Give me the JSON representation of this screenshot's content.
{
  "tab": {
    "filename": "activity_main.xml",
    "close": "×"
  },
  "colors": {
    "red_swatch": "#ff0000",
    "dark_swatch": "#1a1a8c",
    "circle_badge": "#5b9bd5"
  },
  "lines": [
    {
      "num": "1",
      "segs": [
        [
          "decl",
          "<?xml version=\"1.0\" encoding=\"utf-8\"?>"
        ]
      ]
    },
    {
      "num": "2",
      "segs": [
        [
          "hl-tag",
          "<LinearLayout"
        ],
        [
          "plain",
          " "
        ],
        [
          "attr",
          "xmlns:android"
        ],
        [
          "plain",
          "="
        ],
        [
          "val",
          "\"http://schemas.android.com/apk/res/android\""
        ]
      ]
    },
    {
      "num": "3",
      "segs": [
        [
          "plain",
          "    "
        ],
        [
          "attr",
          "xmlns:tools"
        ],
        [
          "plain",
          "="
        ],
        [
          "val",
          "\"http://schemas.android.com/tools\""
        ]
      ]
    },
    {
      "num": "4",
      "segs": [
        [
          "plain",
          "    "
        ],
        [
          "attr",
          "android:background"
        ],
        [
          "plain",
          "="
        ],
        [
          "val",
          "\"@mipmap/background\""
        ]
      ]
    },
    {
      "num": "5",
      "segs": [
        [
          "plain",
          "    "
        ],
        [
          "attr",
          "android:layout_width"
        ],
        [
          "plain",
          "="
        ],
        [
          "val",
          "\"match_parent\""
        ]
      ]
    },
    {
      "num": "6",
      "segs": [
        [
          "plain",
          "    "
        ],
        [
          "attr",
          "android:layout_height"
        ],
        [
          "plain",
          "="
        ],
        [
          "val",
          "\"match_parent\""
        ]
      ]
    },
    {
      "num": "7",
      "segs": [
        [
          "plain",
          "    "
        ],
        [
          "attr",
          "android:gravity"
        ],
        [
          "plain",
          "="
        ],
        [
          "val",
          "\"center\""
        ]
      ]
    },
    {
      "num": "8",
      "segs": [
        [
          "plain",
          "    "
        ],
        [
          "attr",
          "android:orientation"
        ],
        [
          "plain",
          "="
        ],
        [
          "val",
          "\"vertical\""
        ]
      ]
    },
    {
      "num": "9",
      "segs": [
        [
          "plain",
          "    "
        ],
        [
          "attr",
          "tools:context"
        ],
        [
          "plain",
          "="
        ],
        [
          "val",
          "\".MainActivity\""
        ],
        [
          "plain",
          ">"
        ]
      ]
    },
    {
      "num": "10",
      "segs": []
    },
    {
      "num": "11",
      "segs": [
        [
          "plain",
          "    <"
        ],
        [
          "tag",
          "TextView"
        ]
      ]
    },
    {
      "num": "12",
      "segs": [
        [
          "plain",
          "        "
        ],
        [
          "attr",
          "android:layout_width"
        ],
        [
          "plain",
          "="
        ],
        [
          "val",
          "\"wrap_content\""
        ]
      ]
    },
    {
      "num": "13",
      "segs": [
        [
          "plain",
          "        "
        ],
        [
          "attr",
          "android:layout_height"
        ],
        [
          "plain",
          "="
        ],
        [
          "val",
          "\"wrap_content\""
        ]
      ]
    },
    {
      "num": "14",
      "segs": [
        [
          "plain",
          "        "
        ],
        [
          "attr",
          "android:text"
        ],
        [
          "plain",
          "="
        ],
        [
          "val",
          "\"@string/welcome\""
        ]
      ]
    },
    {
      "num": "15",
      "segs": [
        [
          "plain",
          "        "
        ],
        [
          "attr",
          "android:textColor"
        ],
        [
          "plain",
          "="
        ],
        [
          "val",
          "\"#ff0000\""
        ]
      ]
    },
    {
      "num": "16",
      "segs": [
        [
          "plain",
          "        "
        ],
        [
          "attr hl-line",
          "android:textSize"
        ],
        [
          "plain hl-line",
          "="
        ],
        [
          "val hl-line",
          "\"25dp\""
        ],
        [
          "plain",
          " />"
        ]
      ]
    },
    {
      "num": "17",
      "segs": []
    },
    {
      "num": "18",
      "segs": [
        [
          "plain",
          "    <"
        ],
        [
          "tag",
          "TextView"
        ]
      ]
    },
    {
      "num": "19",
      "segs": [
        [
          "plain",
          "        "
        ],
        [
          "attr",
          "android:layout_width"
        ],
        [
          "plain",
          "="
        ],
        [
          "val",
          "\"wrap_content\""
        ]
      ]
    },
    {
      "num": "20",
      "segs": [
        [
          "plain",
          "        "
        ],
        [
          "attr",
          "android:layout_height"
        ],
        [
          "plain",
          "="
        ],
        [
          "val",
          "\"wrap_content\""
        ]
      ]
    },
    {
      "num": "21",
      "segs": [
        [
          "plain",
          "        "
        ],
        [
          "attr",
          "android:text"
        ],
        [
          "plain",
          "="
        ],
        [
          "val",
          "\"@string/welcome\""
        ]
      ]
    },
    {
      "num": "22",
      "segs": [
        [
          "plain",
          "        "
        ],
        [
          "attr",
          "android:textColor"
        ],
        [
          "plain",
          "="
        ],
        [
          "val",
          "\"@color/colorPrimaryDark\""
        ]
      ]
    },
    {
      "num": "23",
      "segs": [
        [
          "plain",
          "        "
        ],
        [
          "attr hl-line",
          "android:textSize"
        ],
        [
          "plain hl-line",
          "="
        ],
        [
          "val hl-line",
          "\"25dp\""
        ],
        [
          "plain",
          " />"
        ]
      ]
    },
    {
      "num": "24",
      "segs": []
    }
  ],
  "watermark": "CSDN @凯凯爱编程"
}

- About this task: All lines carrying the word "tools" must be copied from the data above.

- Result:
          "xmlns:tools"
          "\"http://schemas.android.com/tools\""
          "tools:context"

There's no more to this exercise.